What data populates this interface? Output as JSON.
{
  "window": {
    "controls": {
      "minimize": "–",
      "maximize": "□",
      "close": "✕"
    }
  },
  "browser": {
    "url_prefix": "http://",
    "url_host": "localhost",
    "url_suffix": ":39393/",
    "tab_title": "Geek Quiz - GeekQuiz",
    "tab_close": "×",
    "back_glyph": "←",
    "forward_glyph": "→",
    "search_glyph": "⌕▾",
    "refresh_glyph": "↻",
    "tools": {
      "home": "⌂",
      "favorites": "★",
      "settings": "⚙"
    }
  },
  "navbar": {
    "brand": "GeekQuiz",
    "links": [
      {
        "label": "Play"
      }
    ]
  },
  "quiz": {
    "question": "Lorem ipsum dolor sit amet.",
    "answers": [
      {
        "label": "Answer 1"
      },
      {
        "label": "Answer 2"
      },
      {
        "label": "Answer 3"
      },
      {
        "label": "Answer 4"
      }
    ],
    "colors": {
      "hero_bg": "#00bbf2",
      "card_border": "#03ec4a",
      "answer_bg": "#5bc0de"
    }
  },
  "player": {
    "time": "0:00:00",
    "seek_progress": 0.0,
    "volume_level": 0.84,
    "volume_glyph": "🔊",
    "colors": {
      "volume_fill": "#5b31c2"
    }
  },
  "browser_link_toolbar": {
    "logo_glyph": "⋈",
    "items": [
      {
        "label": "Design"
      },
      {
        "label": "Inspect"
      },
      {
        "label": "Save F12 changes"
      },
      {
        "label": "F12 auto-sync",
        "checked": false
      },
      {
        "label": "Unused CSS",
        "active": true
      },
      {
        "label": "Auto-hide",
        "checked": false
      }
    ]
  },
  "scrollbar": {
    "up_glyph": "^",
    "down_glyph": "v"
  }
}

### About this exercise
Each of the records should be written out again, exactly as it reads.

### Problem solution
What data populates this interface? Output as JSON.
{
  "window": {
    "controls": {
      "minimize": "–",
      "maximize": "□",
      "close": "✕"
    }
  },
  "browser": {
    "url_prefix": "http://",
    "url_host": "localhost",
    "url_suffix": ":39393/",
    "tab_title": "Geek Quiz - GeekQuiz",
    "tab_close": "×",
    "back_glyph": "←",
    "forward_glyph": "→",
    "search_glyph": "⌕▾",
    "refresh_glyph": "↻",
    "tools": {
      "home": "⌂",
      "favorites": "★",
      "settings": "⚙"
    }
  },
  "navbar": {
    "brand": "GeekQuiz",
    "links": [
      {
        "label": "Play"
      }
    ]
  },
  "quiz": {
    "question": "Lorem ipsum dolor sit amet.",
    "answers": [
      {
        "label": "Answer 1"
      },
      {
        "label": "Answer 2"
      },
      {
        "label": "Answer 3"
      },
      {
        "label": "Answer 4"
      }
    ],
    "colors": {
      "hero_bg": "#00bbf2",
      "card_border": "#03ec4a",
      "answer_bg": "#5bc0de"
    }
  },
  "player": {
    "time": "0:00:00",
    "seek_progress": 0.0,
    "volume_level": 0.84,
    "volume_glyph": "🔊",
    "colors": {
      "volume_fill": "#5b31c2"
    }
  },
  "browser_link_toolbar": {
    "logo_glyph": "⋈",
    "items": [
      {
        "label": "Design"
      },
      {
        "label": "Inspect"
      },
      {
        "label": "Save F12 changes"
      },
      {
        "label": "F12 auto-sync",
        "checked": false
      },
      {
        "label": "Unused CSS",
        "active": true
      },
      {
        "label": "Auto-hide",
        "checked": false
      }
    ]
  },
  "scrollbar": {
    "up_glyph": "^",
    "down_glyph": "v"
  }
}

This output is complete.